[Items from an interface collection]
^^^^

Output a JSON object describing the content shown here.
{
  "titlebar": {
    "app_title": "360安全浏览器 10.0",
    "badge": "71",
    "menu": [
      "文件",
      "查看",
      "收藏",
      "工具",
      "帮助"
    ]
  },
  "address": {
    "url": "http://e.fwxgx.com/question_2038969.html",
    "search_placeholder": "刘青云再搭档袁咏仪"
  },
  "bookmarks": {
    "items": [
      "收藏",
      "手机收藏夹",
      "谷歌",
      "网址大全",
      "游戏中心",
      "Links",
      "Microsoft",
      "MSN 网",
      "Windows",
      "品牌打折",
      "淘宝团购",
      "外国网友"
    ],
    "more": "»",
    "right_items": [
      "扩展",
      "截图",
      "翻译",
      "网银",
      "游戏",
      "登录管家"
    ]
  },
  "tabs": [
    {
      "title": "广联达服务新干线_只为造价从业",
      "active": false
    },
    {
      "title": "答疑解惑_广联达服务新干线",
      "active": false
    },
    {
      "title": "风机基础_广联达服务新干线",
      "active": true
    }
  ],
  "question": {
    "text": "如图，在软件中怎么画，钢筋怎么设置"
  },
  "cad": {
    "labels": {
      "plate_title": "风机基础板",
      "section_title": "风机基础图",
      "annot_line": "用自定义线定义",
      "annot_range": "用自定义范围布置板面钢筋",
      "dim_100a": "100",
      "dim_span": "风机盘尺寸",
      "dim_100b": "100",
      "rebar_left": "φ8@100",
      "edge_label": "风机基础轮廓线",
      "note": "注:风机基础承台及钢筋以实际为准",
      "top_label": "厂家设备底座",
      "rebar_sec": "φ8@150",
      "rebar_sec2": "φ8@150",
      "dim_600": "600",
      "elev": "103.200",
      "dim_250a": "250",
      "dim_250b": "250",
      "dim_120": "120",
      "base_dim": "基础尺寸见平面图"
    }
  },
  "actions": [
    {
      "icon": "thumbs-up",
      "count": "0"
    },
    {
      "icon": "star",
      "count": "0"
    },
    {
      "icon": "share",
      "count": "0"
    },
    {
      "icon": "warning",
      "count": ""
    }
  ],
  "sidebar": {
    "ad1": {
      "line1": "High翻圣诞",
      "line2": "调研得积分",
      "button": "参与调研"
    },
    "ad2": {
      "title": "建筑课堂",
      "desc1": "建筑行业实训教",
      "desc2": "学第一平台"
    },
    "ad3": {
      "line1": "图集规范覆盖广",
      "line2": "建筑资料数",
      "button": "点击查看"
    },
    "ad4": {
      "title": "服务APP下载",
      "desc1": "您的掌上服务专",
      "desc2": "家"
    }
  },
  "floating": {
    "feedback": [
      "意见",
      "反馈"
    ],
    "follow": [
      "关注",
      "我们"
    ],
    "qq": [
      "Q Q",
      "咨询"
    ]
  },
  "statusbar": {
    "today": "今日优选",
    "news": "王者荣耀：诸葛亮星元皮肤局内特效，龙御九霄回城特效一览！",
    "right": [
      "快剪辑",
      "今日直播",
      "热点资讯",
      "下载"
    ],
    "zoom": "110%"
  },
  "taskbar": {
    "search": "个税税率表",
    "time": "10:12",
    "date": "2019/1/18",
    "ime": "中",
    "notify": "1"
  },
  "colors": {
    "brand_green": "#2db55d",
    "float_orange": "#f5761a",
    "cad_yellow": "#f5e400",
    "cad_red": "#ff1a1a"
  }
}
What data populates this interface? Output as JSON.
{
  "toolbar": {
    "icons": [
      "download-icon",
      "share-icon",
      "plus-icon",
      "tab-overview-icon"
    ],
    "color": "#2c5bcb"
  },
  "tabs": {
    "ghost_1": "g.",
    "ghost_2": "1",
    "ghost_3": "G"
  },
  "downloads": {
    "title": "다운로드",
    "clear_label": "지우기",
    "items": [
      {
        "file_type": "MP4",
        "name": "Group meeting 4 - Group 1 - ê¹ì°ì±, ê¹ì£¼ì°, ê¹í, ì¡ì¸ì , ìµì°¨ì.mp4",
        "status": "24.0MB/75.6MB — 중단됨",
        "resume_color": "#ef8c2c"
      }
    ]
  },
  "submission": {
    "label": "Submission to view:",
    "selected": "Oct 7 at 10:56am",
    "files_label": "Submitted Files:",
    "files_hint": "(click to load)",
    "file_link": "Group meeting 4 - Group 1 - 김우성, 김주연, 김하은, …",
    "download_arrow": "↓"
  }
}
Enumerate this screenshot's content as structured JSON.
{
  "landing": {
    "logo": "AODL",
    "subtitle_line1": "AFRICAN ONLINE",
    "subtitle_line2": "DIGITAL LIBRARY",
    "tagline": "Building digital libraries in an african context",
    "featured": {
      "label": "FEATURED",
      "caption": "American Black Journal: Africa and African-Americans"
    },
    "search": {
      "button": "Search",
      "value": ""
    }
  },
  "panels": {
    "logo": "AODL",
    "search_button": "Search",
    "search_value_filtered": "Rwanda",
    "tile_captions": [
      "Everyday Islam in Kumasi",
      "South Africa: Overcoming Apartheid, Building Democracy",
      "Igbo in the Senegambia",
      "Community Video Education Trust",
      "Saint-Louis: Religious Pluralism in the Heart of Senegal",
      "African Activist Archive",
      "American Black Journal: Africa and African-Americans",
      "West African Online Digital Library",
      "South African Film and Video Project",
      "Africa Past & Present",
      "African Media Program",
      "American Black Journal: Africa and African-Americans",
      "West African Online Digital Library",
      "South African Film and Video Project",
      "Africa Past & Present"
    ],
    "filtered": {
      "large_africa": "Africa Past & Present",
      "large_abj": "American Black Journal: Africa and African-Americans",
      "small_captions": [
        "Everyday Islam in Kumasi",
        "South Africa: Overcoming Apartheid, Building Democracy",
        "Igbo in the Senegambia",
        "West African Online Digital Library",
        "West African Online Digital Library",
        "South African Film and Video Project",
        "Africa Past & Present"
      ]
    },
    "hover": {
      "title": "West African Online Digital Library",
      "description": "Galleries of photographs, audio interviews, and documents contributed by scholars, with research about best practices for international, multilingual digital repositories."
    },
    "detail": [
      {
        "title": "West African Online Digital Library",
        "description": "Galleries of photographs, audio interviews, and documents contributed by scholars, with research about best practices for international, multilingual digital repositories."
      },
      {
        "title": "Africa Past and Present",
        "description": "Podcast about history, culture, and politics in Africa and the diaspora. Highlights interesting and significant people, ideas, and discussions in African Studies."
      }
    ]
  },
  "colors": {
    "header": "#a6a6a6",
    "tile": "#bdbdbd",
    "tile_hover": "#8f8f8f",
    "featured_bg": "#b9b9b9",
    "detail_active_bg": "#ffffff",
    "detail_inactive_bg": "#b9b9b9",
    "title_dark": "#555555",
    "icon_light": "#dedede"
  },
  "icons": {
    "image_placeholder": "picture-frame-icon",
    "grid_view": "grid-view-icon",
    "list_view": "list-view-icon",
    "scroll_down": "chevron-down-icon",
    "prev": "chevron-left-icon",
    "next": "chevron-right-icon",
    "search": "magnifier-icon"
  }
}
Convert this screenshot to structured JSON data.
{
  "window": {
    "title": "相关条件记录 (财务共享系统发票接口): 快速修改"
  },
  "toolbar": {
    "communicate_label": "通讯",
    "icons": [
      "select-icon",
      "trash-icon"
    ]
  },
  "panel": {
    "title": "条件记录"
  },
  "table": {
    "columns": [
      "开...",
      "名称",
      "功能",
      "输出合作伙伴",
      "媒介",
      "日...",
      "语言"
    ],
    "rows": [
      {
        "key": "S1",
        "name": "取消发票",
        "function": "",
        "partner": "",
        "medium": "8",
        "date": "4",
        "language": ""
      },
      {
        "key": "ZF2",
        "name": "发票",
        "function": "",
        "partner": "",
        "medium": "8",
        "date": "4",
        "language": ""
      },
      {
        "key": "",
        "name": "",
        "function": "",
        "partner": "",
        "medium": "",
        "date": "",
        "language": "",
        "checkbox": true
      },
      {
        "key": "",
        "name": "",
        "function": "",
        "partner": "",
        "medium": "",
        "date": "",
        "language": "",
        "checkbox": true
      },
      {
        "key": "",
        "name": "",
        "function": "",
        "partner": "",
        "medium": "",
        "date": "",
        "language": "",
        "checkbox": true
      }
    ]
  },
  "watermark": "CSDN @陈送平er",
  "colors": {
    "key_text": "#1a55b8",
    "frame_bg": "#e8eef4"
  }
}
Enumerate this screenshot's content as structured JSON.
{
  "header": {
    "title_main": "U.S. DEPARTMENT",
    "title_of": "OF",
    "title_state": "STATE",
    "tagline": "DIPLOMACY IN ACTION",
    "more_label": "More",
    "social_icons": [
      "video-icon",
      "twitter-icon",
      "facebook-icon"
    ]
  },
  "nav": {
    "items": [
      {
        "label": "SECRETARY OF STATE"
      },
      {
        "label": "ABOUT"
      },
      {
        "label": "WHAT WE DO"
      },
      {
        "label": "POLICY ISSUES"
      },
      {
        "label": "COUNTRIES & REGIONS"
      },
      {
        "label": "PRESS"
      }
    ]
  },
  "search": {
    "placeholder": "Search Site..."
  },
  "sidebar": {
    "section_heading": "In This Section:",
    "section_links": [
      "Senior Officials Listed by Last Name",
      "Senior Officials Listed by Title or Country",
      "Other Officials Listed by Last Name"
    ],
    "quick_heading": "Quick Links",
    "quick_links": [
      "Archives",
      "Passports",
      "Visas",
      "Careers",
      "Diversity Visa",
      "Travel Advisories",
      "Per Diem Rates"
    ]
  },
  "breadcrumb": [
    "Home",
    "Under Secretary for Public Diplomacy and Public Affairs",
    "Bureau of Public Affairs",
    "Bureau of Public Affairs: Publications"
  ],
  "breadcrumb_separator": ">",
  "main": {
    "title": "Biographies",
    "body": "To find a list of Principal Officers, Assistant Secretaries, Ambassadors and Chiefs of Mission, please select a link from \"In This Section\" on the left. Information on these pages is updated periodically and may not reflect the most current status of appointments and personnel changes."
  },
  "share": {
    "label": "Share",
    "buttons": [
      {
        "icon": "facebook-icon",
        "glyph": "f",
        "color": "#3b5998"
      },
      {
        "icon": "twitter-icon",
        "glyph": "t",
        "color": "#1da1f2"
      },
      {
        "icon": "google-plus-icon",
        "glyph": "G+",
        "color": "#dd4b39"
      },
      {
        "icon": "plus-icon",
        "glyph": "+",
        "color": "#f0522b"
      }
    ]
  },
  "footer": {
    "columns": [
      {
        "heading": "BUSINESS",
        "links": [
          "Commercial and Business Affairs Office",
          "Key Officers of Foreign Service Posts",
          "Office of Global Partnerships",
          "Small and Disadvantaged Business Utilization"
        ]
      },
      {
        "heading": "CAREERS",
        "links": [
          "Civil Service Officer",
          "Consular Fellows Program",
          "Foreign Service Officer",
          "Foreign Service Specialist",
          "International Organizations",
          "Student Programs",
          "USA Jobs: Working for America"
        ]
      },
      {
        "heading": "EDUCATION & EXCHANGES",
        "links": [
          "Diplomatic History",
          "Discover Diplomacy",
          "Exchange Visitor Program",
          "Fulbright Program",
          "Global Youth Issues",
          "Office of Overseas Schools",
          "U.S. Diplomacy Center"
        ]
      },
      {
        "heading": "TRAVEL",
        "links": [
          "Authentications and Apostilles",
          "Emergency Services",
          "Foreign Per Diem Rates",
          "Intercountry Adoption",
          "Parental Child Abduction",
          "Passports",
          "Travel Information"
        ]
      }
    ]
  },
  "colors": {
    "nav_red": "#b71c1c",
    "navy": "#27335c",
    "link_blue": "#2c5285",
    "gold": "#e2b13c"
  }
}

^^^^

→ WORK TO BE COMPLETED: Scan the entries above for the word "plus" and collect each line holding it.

→ TASK RESPONSE:
      "plus-icon",
        "icon": "google-plus-icon",
        "icon": "plus-icon",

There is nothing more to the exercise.